PROBLEM TO SOLVE
Locate and copy each line in the data that contains the word "this".

DATASET EXTRACT

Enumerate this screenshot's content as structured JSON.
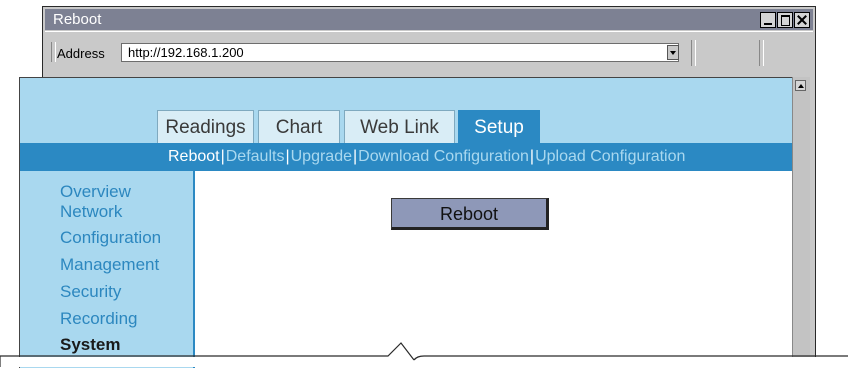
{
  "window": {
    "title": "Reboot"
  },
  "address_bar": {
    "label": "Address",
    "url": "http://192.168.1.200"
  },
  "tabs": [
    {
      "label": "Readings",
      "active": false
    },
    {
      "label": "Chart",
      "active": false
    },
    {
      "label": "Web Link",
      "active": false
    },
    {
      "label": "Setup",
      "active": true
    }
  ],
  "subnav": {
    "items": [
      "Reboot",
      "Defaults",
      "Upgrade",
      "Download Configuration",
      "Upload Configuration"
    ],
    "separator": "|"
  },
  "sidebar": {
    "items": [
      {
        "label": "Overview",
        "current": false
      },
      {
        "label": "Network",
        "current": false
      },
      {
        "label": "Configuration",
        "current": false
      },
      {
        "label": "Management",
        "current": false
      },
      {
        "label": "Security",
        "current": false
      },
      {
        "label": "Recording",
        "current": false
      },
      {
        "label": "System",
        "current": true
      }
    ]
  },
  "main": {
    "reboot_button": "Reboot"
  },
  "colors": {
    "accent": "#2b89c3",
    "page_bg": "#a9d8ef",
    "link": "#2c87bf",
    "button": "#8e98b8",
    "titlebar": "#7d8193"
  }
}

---

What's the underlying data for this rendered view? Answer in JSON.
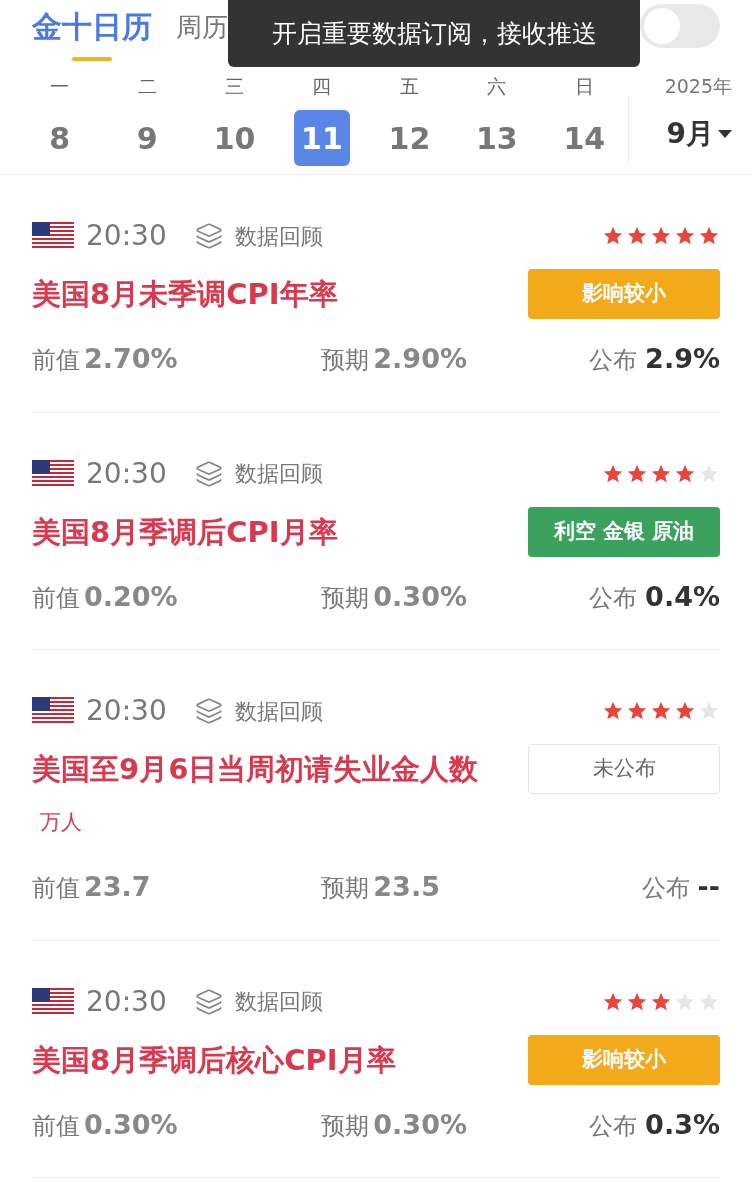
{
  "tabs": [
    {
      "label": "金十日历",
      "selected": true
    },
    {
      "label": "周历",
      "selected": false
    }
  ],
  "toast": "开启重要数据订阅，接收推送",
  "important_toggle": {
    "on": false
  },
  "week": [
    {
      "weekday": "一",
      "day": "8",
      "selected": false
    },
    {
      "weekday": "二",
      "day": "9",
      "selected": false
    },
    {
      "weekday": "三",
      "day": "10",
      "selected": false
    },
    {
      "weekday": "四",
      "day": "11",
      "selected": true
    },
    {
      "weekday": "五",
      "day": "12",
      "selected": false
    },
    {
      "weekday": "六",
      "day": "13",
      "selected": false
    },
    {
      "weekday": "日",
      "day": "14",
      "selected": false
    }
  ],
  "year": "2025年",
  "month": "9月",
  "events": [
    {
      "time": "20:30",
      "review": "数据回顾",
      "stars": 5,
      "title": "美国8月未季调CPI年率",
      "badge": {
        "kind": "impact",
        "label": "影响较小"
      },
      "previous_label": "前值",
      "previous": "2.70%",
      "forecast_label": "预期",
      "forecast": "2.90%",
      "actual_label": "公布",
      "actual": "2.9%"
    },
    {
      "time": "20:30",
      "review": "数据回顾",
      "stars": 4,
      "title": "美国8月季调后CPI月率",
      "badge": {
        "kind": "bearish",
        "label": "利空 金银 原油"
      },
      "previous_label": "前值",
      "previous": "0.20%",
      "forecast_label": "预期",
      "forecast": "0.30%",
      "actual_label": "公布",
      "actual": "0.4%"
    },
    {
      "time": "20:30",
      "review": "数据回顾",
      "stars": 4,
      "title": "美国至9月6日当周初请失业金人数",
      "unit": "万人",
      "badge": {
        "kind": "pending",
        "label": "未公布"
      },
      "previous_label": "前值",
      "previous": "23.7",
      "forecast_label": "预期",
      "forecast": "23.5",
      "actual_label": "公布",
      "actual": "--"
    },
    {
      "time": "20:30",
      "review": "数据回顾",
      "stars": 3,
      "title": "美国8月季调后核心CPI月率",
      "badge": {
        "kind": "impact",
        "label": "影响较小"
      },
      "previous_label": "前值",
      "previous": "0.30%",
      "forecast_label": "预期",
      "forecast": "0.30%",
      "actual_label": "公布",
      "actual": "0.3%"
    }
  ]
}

ANSWER BOX
Enumerate this screenshot's content as structured JSON.
What's the underlying data for this rendered view? Answer in JSON.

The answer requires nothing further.